A few squirts of syrup would be dispensed into a glass before filling the rest from a beer tap. The straw allows you to sip the sweet stuff first. I tried the drink twice and it wasn’t really my thing, but I can’t say it was all that horrible either.
Merlin and I also drank from straws when we ordered “hot beer,” which basically took the mulled wine recipe of liquor plus sugar plus cinnamon and an orange slice plus heat. I think I enjoyed that strawed drink better.
Colorful Fiats. Without a doubt, this particular model of Fiat (anyone know exactly what it is?) was the most ubiquitous vehicle in cities and countries alike.
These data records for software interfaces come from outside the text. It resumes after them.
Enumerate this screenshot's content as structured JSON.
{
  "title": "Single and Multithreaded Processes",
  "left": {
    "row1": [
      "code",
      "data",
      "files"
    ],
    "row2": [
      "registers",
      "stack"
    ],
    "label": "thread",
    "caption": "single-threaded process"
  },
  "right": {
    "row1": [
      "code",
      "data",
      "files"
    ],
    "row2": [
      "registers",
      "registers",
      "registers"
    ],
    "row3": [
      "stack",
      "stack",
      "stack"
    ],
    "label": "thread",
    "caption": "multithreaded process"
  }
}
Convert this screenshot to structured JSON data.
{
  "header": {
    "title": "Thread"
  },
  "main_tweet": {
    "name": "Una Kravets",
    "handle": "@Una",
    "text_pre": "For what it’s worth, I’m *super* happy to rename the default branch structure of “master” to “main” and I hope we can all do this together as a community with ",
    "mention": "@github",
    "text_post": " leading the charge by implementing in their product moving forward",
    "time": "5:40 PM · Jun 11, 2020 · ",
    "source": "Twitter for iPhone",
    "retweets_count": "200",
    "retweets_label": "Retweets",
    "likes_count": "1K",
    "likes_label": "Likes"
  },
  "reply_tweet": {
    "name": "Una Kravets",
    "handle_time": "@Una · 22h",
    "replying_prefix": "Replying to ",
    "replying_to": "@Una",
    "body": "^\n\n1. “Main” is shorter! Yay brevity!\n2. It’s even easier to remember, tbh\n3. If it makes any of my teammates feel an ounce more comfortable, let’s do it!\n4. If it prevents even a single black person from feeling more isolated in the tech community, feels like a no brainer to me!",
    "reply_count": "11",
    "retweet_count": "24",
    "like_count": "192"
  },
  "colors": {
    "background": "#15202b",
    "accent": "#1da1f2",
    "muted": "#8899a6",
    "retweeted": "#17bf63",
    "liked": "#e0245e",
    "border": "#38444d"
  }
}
Almost always, they were painted some wonderfully vibrant color. For about the first eight days in the country, I would go "Look at THAT cute car!" and Merlin would respond, "it's the same one again." It's probably because they were so common that people went out of their way to add their own personal flair.
(Poland is also the car theft capital of the world, so the paint jobs may just be a brilliant method of dissuading anyone from swiping their completely conspicuous automobile).
Roadside Altars. No matter how small a town we passed through was, there was always at least one church, if not two. However, the true testament to the religiousness of Polish Catholics were the altars and shrines all throughout the countryside.
Sometimes, it was simply a clump of prayer candles, other times it included a statue of Mary or a saint. Most often, they were crosses adorned with colorful ribbons and a sort of fenced off pedestal where people could place bouquets.
Mushroom Cheese. Mushrooms in general were featured in soups, sauces, even deviled eggs, but it’s to be expected in autumn a.k.a. forest forage season. However, mushroom cheese took the fungi loving to a whole new level.
If you’ve ever had Laughing Cow or some other soft cheese that comes in small foil packages, just imagine having little bits of mushroom mixed right in. Not only were there different brands of mushroom cheese, we also saw more than one billboard touting the product along Polish highways. (for the record, we also saw salami cheese, onion cheese and pepper cheese, made by the same companies, but mushroom cheese was definitely the most widely available).
KFC. When it comes to chain restaurants, KFC definitely reigns supreme. Kentucky Fried was everywhere and easily outnumbered McDonalds and Burger King.
Pizza Hut, which had been pretty popular in every other country we’ve visited, didn’t pop up once in Poland on our travels. But that, of course, is because they have zapiekanka.
Drinking things other than vodka. We read, over and over again, vodka is what people drink. We brushed up on the correct way to order it, the correct way to drink it, the different varieties in different regions, etc. and then found that everywhere we went, all anyone drank was beer. Maybe vodka is just something people drink in the comfort of their own homes?
High Heels. All around Europe, high heels have mostly been shorter and stumpier than the city stilettos I’m used to. This, of course, is due to the cobblestones which are next to impossible to walk on in three-inchers. Polish women, however, have mastered the art of wearing high heels in any and all terrains. Even when we drove into the countryside, middle aged women walking along the side of the road with bags of groceries would still be wearing high heeled boots. I tip my hat to you, women of Poland.
Over-the-Knee Boots. I’m not entirely sure why, but Merlin and I have found it amusing that over-the-knee boots, which were the toast of the fashion world about a year ago, never really caught on in New York. Well, they definitely swept Poland by storm. Any pair of shoes that weren’t high heels were over-the-knee boots. I think part of the reason they’re more popular here is because most women also wear short skirts or shorts over brightly colored stockings. So, the more of their leg they can protect against the cold, the better.
Jesus. Polish people really really like Jesus. The population is more than 90% Roman Catholic and you’re likely to see JC looking down serenely anywhere you go.